And with Egypt’s complete confusion over its regional policies which have, in turn, confused its relationship with its Gulf allies, the timing for Sudan couldn’t be better. Egypt’s Syria and Iran policies have repeatedly switched.
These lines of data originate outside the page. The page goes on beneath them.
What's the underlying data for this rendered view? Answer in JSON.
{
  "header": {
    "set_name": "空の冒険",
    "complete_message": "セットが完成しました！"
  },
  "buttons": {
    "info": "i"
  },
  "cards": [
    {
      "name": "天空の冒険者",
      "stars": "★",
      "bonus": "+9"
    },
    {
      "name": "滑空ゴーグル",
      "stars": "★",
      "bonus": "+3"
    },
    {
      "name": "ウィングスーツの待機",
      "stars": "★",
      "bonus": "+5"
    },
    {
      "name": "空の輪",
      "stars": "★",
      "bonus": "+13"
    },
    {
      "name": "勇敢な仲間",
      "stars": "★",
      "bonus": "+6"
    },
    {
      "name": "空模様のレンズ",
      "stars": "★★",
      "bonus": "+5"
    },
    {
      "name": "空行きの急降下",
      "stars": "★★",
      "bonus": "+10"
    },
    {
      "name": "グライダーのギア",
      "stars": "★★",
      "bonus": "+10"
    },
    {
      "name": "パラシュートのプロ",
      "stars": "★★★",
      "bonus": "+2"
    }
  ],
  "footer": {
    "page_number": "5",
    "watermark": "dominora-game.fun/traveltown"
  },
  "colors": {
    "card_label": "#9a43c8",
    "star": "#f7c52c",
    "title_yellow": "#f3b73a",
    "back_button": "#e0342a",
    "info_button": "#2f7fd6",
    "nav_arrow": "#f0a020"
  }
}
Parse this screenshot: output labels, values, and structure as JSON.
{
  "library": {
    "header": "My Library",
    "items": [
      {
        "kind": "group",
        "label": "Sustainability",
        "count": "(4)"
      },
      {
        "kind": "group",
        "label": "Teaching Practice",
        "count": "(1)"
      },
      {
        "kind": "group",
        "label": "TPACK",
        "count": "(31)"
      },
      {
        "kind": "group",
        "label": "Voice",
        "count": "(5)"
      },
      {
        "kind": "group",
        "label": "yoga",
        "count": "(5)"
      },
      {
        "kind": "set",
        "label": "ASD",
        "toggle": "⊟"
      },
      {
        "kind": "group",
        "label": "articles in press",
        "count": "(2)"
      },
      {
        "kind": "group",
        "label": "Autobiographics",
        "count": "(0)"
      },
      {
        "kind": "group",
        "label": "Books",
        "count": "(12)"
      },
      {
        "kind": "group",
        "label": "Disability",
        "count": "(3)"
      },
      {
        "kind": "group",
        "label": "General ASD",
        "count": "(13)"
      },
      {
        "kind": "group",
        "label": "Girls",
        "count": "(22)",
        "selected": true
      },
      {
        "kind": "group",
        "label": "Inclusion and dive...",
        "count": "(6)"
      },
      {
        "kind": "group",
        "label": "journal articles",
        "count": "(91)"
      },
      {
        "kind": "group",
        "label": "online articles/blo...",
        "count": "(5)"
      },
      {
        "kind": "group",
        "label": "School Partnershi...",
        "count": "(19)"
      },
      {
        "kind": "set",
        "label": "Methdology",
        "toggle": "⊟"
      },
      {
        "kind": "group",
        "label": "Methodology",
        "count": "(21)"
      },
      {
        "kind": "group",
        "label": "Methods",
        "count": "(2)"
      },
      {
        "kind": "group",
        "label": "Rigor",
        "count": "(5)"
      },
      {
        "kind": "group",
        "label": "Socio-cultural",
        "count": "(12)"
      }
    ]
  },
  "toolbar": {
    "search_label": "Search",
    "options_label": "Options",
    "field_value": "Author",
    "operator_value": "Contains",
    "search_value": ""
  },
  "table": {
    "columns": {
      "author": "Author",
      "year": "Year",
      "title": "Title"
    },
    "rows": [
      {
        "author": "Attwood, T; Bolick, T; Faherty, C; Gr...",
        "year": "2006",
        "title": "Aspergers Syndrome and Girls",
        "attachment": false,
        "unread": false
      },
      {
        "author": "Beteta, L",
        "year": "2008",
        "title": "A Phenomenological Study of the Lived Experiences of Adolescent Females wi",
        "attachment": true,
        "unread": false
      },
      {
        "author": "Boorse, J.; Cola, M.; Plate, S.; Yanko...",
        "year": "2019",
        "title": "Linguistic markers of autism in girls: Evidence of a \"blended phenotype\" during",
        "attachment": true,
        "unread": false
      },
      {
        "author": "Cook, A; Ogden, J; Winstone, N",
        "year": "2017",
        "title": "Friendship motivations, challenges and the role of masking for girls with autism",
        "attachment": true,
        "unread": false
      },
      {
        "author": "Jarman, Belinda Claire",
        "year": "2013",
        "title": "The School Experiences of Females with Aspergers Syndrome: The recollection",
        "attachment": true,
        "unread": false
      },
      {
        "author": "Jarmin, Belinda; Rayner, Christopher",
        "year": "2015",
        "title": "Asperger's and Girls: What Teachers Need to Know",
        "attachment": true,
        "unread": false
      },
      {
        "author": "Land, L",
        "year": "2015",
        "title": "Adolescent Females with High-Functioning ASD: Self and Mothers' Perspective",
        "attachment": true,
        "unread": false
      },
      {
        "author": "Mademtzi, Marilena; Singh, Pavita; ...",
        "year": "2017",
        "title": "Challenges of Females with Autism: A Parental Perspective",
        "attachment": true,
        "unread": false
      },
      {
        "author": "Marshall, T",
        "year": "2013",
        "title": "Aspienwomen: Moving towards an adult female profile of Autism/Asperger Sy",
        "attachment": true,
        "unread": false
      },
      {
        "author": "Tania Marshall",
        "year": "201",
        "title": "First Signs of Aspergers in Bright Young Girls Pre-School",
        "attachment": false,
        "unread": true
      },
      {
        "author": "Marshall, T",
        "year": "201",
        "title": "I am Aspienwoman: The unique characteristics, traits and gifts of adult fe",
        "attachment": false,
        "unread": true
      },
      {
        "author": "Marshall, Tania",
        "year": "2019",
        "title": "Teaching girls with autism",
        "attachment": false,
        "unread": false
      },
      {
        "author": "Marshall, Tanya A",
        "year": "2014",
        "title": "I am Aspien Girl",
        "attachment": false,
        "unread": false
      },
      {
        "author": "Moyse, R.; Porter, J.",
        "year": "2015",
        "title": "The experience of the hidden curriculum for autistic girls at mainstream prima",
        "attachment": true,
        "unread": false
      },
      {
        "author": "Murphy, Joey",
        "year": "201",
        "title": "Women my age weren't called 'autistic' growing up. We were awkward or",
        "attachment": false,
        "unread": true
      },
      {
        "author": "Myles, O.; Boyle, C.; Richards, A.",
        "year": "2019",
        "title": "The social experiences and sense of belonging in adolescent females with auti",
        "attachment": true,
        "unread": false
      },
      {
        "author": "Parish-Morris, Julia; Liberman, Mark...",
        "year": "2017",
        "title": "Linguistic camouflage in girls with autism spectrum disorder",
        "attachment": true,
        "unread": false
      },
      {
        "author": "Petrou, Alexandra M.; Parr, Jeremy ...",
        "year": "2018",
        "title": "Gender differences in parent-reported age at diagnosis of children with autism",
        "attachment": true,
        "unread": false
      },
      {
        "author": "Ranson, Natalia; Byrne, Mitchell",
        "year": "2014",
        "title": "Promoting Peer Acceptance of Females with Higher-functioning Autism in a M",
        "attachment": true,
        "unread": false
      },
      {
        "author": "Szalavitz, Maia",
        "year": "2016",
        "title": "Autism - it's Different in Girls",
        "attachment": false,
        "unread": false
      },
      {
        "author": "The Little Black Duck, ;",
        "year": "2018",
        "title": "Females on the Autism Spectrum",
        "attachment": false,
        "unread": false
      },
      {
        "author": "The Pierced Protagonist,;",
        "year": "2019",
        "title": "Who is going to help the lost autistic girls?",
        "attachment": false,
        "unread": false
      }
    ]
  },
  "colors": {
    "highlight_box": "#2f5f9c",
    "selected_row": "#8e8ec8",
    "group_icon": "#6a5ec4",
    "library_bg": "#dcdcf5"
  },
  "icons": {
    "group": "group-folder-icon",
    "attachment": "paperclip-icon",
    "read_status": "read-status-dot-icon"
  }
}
In Libya, Egypt has thrown its full support to General Khalifa Haftar while other countries still recognise the GNA as the main representative of the Libyan people.
Surprisingly, while all of Egypt’s regional allies welcomed the US Tomahawk strike against Syria’s Shayrat airport, which was carried out a week after President Abdel Fattah al-Sisi and Trump met in the White House, Sisi has remained silent on it. The two suicide attacks in Egypt that killed 45 people have further raised doubts about Sisi’s ability to maintain security and stability in the country.
So while Egypt remains a reluctant and unreliable partner of Saudi Arabia, Sudan finds an apt opportunity to end its regional and international isolation and receive the necessary economic support in exchange.
Sudan’s participation in the Saudi-led operations in Yemen have made the country a reliable ally which is eligible to become part of a greater GCC economic and security community, on par with Jordan, Yemen and Morocco.
By tilting towards the Gulf and becoming the part of the greater GCC family, Sudan will have a political system prone to Dutch disease, making it over-dependent on rents and external sources which means more stability and power for Bashir’s three decades rule - but disappointment for many Sudanese who are growing increasingly frustrated by the country's unchanging conditions.
- Omair Anas is a Delhi-based commentator and analyst.
The views expressed in this article belong to the author and do not necessarily reflect the editorial policy of Middle East Eye.
Photo: Planes take part in flyover during a joint Sudan and Saudi Arabia air force drill at the Marwa air base, near Meroe some 350 kilometres north of Khartoum, on 9 April 2017 (AFP)
This article is available in French on Middle East Eye French edition.